→ Task description: Word for word, restate every entry that follows.

→ Exercise material:
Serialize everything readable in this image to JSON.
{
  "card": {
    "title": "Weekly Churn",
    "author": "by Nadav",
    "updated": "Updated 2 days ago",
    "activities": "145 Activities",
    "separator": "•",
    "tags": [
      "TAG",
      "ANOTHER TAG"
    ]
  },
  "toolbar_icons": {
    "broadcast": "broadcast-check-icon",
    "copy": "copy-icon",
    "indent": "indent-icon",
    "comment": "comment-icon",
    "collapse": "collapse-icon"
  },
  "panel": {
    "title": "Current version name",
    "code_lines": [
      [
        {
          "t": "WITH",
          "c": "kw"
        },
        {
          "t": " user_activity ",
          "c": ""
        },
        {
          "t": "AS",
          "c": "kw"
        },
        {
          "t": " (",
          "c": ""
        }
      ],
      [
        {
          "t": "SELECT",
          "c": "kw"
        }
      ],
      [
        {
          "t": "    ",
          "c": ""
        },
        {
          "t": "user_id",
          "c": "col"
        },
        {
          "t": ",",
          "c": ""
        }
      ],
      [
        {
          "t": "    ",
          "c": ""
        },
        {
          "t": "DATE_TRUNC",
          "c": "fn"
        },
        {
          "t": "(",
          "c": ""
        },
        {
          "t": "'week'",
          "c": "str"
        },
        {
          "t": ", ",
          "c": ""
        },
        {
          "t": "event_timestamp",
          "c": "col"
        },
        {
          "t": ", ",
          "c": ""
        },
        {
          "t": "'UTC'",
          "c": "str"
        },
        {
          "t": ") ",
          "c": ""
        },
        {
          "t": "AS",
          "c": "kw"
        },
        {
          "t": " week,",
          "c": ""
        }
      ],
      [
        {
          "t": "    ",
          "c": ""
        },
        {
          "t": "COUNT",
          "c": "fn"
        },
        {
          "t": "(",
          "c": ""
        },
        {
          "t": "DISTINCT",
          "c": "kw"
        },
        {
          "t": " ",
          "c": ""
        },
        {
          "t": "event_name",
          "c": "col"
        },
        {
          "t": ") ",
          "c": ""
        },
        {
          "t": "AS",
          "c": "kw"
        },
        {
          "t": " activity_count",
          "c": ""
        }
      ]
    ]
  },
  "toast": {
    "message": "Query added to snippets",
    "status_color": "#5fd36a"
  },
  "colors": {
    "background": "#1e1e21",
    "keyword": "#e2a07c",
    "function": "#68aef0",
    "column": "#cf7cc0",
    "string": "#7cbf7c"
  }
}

→ Response to this exercise:
Serialize everything readable in this image to JSON.
{
  "card": {
    "title": "Weekly Churn",
    "author": "by Nadav",
    "updated": "Updated 2 days ago",
    "activities": "145 Activities",
    "separator": "•",
    "tags": [
      "TAG",
      "ANOTHER TAG"
    ]
  },
  "toolbar_icons": {
    "broadcast": "broadcast-check-icon",
    "copy": "copy-icon",
    "indent": "indent-icon",
    "comment": "comment-icon",
    "collapse": "collapse-icon"
  },
  "panel": {
    "title": "Current version name",
    "code_lines": [
      [
        {
          "t": "WITH",
          "c": "kw"
        },
        {
          "t": " user_activity ",
          "c": ""
        },
        {
          "t": "AS",
          "c": "kw"
        },
        {
          "t": " (",
          "c": ""
        }
      ],
      [
        {
          "t": "SELECT",
          "c": "kw"
        }
      ],
      [
        {
          "t": "    ",
          "c": ""
        },
        {
          "t": "user_id",
          "c": "col"
        },
        {
          "t": ",",
          "c": ""
        }
      ],
      [
        {
          "t": "    ",
          "c": ""
        },
        {
          "t": "DATE_TRUNC",
          "c": "fn"
        },
        {
          "t": "(",
          "c": ""
        },
        {
          "t": "'week'",
          "c": "str"
        },
        {
          "t": ", ",
          "c": ""
        },
        {
          "t": "event_timestamp",
          "c": "col"
        },
        {
          "t": ", ",
          "c": ""
        },
        {
          "t": "'UTC'",
          "c": "str"
        },
        {
          "t": ") ",
          "c": ""
        },
        {
          "t": "AS",
          "c": "kw"
        },
        {
          "t": " week,",
          "c": ""
        }
      ],
      [
        {
          "t": "    ",
          "c": ""
        },
        {
          "t": "COUNT",
          "c": "fn"
        },
        {
          "t": "(",
          "c": ""
        },
        {
          "t": "DISTINCT",
          "c": "kw"
        },
        {
          "t": " ",
          "c": ""
        },
        {
          "t": "event_name",
          "c": "col"
        },
        {
          "t": ") ",
          "c": ""
        },
        {
          "t": "AS",
          "c": "kw"
        },
        {
          "t": " activity_count",
          "c": ""
        }
      ]
    ]
  },
  "toast": {
    "message": "Query added to snippets",
    "status_color": "#5fd36a"
  },
  "colors": {
    "background": "#1e1e21",
    "keyword": "#e2a07c",
    "function": "#68aef0",
    "column": "#cf7cc0",
    "string": "#7cbf7c"
  }
}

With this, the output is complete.